Not bad, huh? The second photo is a panoramic view of my kitchen, which doesn't weirdly veer off in the right in real life-- I just haven't got the hang of the technology yet! Here's a more static photo, again, demonstrating how much more ROOM and how much classier the joint looks with the addition of this china cabinet:
The hulking microwave you see in the before baker's rack photo is now down at my grandma's house-- she had a smaller one she wasn't using, so I brought that one up to go on the counter under the cabinets. The aluminum/wax paper/paper towel holder is awaiting being mounted to the wall in a different place, but other than that-- ALL the items that were on the baker's rack to begin with have found a happy new home in the china cabinet! I worked like a turk (something my mom used to say all the time...see the unexpected origins of this phrase here) to clean the whole thing out and get everything to rights before dinner, and I can't lie, I kept coming into the room and admiring how well it had turned out the rest of the day! As for the baker's rack, we collapsed it into its original, disassembled state to store until such a time as I have a big enough kitchen (or formal dining room, please, vintage house gods, hear my plea), and wah-LA! That's it!
While I was taking way too many pictures of this one item, I thought I would show you some of the things inside the cabinet, just for kicks:
I bet you recognize some of these things from previous blog posts, if you're a frequent flier here at She Was a Bird! There's a set of chartreuse planters from the forties' or fifties', a cup from the Texas Centennial in 1936, that little deer planter from the Shawnee Pottery Hendersonville sale, my Bee Gees lunchbox, and some Ben Siebel pieces from an estate sale and Goodwill (I never use them, but it's because I just love looking at them enough to own them), and a desk basket featuring Raby Castle (from this post).
This opens into a long, large drawer for table linens and napkins and placemats (so! fancy!) and even more storage in the bottom (where I hide my blender and other kitchen implements out of sight).
My vegan-is-as-vegan-does cookbook collection (Skinny B Ultimate Everyday Cookbook is the best I think), and a tequila bottle shaped like a little calavera type thing that my friend Anna brought as a gift to my engagement party last year (the tequila is gone, but how cute is the bottle?!):
I almost didn't buy that needlepoint because I was in a "being good about not buying things" phase.
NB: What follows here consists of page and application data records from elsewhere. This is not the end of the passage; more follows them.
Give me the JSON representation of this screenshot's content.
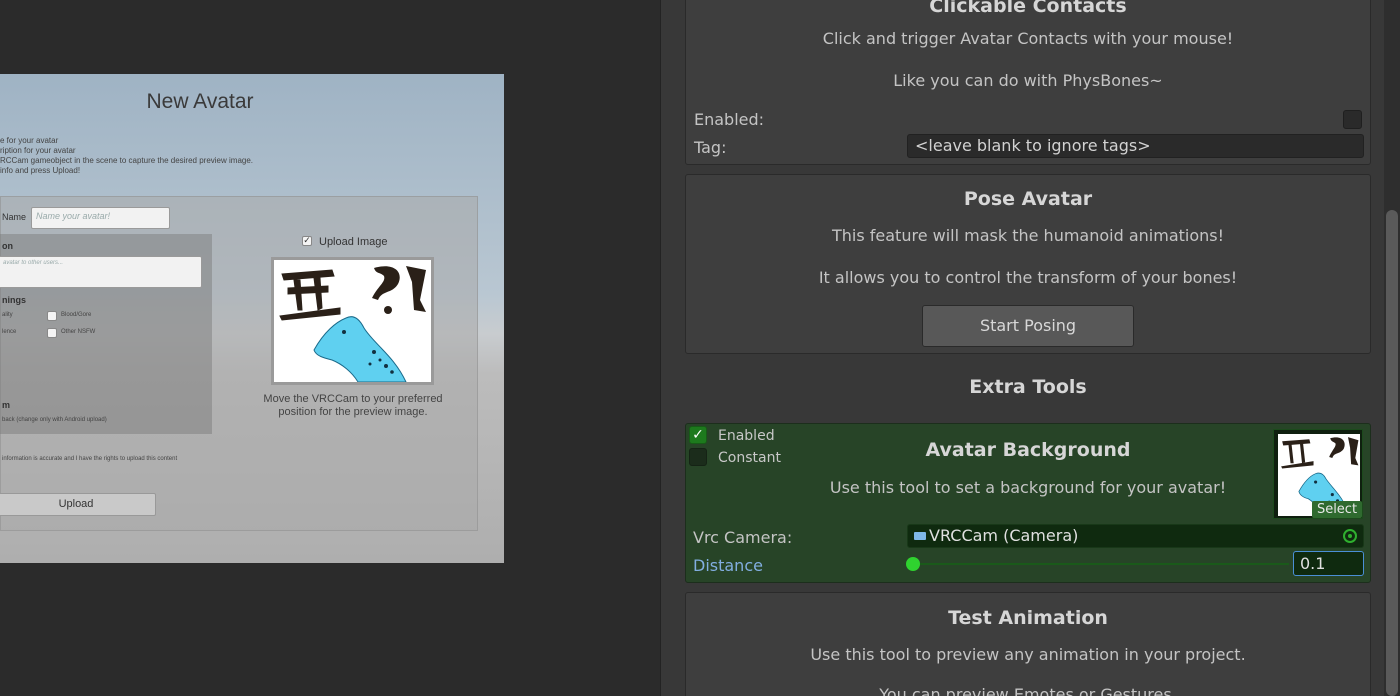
{
  "scene": {
    "title": "New Avatar",
    "instructions": [
      "e for your avatar",
      "ription for your avatar",
      "RCCam gameobject in the scene to capture the desired preview image.",
      "info and press Upload!"
    ],
    "name_label": "Name",
    "name_placeholder": "Name your avatar!",
    "description_label": "on",
    "description_placeholder": "avatar to other users...",
    "warnings_label": "nings",
    "warning_options": [
      "ality",
      "Blood/Gore",
      "lence",
      "Other NSFW"
    ],
    "platform_label": "m",
    "platform_note": "back (change only with Android upload)",
    "rights_note": "information is accurate and I have the rights to upload this content",
    "upload_label": "Upload",
    "upload_image_label": "Upload Image",
    "preview_caption": "Move the VRCCam to your preferred position for the preview image."
  },
  "inspector": {
    "clickable_contacts": {
      "title": "Clickable Contacts",
      "line1": "Click and trigger Avatar Contacts with your mouse!",
      "line2": "Like you can do with PhysBones~",
      "enabled_label": "Enabled:",
      "tag_label": "Tag:",
      "tag_value": "<leave blank to ignore tags>"
    },
    "pose_avatar": {
      "title": "Pose Avatar",
      "line1": "This feature will mask the humanoid animations!",
      "line2": "It allows you to control the transform of your bones!",
      "button": "Start Posing"
    },
    "extra_tools_title": "Extra Tools",
    "avatar_background": {
      "enabled_label": "Enabled",
      "constant_label": "Constant",
      "enabled_checked": true,
      "constant_checked": false,
      "title": "Avatar Background",
      "line1": "Use this tool to set a background for your avatar!",
      "select_label": "Select",
      "camera_label": "Vrc Camera:",
      "camera_value": "VRCCam (Camera)",
      "distance_label": "Distance",
      "distance_value": "0.1"
    },
    "test_animation": {
      "title": "Test Animation",
      "line1": "Use this tool to preview any animation in your project.",
      "line2": "You can preview Emotes or Gestures."
    }
  },
  "colors": {
    "enabled_green": "#1d7a1d",
    "section_green": "#274427",
    "link_blue": "#82aee0"
  }
}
Aren't I glad I have feet of clay and unexpectedly weak resolve sometimes!
So! What do you think? Money well spent? Doesn't it look so much more put-together than the baker's rack? I was totally all right with that part of the house until this dreamboat sailed into my life and shook things up! Do you have a china cabinet? What kind of gewgaws and what nots do you decorate it with? There's actually a plate rail on the back of the top two shelves behind glass, but I'm still deciding if I want to mix it up with plates or just have what I have in there, because I like it very much as it is! What did you see out at the flea market or out in the world this weekend? Let's talk!
That's all for today, I gotta go grab my lunch while I can, but you have a fabulous Monday, and I'll see you back here tomorrow with more finds! Til then.